Extract each line holding the word "true" from the entries.

———

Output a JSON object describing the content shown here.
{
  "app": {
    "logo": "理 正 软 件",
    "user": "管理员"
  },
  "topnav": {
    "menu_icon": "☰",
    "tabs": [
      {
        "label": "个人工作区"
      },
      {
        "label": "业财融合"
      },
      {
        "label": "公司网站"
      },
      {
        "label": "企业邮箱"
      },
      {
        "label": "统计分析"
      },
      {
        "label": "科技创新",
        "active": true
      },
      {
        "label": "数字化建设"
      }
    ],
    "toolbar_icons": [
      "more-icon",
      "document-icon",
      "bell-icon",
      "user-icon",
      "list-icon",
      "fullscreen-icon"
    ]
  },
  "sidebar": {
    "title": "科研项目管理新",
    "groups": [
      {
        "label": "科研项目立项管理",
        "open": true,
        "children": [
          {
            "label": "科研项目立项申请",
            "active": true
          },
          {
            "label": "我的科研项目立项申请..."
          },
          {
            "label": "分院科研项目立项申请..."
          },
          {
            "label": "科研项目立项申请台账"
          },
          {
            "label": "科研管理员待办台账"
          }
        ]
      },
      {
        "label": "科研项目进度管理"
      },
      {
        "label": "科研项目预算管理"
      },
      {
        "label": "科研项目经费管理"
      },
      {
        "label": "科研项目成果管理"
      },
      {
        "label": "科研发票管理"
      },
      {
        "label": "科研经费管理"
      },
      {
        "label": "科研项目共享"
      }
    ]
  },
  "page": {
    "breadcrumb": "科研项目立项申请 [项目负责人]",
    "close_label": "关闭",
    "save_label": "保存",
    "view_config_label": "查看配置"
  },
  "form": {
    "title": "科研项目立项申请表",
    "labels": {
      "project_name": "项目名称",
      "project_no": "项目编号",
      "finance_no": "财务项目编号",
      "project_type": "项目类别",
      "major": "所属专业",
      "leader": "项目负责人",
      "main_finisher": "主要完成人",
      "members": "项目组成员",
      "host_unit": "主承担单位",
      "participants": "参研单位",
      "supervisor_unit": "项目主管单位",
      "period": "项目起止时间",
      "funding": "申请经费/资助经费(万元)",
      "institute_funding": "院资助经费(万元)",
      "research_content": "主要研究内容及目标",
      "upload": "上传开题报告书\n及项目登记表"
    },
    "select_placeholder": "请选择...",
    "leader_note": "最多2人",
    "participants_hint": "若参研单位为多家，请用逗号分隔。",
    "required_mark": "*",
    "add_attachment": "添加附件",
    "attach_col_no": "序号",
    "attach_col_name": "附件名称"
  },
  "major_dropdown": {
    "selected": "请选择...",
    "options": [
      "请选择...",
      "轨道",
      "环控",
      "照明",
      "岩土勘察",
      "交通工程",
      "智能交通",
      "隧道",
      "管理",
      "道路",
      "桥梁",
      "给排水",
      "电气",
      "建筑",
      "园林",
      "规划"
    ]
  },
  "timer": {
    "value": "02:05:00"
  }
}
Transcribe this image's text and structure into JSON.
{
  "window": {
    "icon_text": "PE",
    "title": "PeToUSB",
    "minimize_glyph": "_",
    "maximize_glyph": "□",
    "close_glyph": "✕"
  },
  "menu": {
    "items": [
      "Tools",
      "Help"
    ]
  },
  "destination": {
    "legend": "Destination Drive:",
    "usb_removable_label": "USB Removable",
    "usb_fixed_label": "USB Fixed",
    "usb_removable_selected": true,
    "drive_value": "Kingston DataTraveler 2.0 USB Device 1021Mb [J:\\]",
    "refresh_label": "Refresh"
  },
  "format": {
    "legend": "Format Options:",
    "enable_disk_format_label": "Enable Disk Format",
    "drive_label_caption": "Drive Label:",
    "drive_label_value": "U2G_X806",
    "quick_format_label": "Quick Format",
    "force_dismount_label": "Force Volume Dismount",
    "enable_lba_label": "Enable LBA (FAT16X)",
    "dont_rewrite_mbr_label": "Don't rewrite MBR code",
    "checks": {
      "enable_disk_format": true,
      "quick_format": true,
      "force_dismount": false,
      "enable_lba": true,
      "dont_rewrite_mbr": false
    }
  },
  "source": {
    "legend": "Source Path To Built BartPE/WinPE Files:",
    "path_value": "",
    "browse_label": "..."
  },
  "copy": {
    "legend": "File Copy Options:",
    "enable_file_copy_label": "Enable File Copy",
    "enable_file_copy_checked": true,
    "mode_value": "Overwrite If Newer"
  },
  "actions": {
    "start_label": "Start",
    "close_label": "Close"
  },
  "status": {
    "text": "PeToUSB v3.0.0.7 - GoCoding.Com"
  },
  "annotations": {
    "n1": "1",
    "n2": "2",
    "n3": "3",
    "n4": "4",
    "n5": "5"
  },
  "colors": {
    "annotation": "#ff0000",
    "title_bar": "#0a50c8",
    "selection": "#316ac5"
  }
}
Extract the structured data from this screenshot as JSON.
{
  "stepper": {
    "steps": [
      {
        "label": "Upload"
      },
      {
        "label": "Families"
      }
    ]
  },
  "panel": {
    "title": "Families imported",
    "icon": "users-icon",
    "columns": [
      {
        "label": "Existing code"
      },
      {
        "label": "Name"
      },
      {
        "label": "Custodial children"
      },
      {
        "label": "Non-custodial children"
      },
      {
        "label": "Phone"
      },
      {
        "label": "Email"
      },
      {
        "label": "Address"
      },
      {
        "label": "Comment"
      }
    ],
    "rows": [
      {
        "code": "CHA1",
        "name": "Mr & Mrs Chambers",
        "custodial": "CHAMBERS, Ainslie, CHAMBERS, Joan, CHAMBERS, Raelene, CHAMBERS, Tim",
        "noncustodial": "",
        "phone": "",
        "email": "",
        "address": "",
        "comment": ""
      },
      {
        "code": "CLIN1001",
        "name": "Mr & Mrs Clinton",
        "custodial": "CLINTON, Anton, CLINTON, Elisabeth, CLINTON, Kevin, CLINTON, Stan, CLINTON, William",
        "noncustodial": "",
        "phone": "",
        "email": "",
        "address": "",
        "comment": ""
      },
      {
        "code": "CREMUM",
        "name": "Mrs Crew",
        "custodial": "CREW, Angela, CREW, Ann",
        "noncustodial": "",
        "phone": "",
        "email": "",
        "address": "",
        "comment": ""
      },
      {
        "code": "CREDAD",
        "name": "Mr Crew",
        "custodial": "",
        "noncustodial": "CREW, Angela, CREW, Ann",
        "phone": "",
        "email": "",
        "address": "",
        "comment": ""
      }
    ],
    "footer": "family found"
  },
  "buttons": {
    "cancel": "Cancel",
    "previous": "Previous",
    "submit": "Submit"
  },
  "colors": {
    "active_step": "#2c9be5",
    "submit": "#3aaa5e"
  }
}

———

◆ Response
        "active": true
        "open": true,
            "active": true
    "usb_removable_selected": true,
      "enable_disk_format": true,
      "quick_format": true,
      "enable_lba": true,
    "enable_file_copy_checked": true,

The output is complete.